The 125-acre site used to be an 18-hole golf course. It now features one million square feet of commercial space, including a now-open Ulta Beauty; seven restaurants; more than 3,000 apartments; 132 town houses; and a grassy town square.

A large portion of that area is on land the township has labeled highly probable for developing sinkholes.

Every state has some karst areas; almost the entire state of Florida is on the landform. A 2015 study by the U.S. Geological Survey estimated that the nation spends a minimum of $304 million on sinkhole damage a year, and listed Pennsylvania as one of the most sinkhole-prone states, with an average yearly cost of $1.8 million.

Karst expert George Veni, executive director of the National Cave and Karst Research Institute, said he has found a link between sinkholes and development. In a region of Florida that he studied, sinkholes were much more frequent on developed land with urban infrastructure than on natural, undeveloped land.

Cottone said that given the vetted process for planning, engineering, building, and remediating for all construction projects, including both the mall expansion and new town center, he had no fears about public safety. He said geotechnical surveys of the land were used before construction to precisely plan preventative measures against sinkholes for buildings' foundations and water system.

Cottone said national or regional standards wouldn't make sense.

"You can't have a one-size-fits-all approach," he said. "You're customizing engineering and design and architecture. . . . That allows a safety net of professionalism for each individual site, but not a scripted solution that may not be applicable on every site."

Sinkholes form when any kind of circulating water washes out the sediment that has filled void space from dissolved limestone, said state geologist Gale Blackmer. That causes the land on top to cave in.

"Sinkholes tend to appear after changes in the groundwater level," Blackmer said. "Times of drought, when the water goes down and maybe the water was supporting the soil, or it can also happen in times of excessive rainfall."

But a new development with a pond, pipes, or sewage can have a similar effect, introducing new water into the bedrock from leaks or runoff, said Kevin McCartney, who worked on the civil engineering for the new town center. He said the project was most careful implementing water features because of the buried landscape.

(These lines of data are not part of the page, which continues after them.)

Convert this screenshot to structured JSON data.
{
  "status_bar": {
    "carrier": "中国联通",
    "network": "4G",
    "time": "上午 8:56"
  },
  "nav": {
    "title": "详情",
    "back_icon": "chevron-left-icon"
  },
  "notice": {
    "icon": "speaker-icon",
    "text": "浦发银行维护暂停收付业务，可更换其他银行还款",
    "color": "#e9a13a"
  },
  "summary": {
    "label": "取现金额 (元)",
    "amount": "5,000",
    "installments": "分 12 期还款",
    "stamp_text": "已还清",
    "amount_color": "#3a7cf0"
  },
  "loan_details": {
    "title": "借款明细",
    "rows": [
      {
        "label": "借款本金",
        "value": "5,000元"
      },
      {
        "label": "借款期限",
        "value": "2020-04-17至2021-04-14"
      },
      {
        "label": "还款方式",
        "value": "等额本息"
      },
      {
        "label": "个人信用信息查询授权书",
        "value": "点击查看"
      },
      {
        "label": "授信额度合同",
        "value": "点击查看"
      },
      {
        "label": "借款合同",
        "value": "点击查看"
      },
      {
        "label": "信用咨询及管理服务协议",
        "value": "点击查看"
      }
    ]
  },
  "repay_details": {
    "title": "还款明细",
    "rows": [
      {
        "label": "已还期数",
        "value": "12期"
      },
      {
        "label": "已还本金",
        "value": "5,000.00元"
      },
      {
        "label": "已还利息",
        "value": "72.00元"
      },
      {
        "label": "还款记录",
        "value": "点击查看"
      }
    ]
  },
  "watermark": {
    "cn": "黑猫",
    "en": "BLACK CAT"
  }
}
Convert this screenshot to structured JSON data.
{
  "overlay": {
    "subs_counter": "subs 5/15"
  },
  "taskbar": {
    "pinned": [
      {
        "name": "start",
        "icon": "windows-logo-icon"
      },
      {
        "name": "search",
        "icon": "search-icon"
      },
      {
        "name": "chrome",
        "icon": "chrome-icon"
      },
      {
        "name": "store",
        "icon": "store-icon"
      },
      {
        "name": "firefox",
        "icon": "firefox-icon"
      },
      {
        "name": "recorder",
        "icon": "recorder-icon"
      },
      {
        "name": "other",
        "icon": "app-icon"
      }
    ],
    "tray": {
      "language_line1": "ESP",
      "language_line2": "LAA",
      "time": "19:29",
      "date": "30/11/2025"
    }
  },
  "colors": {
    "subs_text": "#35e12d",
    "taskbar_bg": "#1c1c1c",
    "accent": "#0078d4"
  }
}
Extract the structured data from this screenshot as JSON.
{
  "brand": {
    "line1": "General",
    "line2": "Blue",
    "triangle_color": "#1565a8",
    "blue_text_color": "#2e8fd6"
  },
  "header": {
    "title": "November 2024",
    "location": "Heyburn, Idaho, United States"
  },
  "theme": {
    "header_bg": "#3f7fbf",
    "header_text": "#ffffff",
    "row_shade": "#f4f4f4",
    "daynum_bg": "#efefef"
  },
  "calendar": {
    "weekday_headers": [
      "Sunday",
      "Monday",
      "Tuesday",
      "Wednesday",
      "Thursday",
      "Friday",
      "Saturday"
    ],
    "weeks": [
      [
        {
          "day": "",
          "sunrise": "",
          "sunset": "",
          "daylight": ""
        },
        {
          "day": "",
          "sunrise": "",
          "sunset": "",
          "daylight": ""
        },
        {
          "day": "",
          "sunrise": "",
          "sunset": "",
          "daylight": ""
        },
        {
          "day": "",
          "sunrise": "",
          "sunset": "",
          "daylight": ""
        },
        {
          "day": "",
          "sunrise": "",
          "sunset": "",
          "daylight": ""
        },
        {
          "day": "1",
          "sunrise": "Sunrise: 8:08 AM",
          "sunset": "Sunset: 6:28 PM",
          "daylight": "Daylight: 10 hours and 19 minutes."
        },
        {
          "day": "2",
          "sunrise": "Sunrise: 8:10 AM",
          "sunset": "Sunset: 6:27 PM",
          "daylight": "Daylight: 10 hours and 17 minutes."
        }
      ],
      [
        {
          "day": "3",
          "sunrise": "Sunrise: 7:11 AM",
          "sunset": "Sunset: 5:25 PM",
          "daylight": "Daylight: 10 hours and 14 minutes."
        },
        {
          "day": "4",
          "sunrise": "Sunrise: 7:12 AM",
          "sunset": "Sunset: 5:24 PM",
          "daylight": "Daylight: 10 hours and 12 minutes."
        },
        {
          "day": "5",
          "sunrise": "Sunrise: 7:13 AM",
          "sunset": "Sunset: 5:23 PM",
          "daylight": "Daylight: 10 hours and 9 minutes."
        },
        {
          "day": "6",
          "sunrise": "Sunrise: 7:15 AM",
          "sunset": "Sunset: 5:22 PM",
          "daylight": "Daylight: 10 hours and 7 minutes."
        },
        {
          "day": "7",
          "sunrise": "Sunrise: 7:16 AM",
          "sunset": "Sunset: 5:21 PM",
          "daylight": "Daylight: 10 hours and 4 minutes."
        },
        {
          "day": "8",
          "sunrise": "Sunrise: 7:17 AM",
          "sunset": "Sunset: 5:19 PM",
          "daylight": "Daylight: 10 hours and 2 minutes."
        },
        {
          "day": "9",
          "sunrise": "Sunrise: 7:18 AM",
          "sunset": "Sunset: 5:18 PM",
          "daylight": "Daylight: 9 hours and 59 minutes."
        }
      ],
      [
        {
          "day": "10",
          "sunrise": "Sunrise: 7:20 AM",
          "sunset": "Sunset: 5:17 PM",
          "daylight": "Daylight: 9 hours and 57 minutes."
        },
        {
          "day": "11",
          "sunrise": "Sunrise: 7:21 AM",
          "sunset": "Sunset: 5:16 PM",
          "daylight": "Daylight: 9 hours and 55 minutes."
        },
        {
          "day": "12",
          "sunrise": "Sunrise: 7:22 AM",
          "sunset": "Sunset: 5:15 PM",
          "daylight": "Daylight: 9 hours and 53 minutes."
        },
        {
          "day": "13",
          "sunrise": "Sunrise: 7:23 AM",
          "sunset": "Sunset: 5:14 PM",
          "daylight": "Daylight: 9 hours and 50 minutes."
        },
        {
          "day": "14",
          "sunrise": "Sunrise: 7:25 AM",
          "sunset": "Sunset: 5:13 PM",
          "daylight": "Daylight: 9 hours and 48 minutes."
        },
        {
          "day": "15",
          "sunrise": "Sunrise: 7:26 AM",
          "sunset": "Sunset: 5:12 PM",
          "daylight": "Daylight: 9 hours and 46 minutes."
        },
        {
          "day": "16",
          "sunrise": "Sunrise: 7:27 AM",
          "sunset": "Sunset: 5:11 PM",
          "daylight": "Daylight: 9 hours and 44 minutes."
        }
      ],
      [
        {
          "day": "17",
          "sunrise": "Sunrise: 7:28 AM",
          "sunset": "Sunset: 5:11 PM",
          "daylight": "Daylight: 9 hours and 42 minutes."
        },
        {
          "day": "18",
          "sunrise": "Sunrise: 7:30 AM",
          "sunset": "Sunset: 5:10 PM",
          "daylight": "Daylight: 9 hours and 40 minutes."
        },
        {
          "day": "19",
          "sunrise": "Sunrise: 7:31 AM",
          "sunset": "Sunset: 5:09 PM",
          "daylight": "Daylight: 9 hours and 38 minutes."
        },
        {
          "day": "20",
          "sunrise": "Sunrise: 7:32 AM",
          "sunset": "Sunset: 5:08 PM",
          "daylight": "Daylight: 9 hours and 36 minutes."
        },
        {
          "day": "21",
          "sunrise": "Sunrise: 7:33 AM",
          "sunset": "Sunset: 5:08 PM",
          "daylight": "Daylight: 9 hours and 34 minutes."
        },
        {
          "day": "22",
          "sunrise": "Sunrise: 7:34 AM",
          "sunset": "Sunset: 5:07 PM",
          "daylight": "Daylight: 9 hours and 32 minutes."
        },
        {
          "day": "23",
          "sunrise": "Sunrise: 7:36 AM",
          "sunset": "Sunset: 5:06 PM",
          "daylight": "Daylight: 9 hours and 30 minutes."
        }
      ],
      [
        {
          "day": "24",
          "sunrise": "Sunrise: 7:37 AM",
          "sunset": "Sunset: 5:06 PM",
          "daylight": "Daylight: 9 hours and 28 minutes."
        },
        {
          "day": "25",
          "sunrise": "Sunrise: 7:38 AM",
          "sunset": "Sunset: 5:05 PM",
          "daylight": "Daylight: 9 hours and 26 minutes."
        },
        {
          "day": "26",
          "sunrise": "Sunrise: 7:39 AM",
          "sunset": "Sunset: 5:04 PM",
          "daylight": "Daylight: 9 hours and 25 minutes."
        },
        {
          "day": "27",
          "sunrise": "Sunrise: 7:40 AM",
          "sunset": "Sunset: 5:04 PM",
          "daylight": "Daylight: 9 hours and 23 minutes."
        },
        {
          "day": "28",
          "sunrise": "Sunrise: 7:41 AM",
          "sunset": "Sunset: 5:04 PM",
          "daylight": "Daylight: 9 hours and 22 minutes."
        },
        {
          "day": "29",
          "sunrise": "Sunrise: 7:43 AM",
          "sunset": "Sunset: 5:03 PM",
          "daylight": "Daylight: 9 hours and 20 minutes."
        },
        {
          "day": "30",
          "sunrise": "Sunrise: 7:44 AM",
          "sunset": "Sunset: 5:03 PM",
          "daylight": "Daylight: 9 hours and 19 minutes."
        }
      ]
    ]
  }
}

"The introduction of water, that is the only thing you have to prevent, water going into an area that wasn't seeing it before," said McCartney, assistant project manager from Bohler Engineering.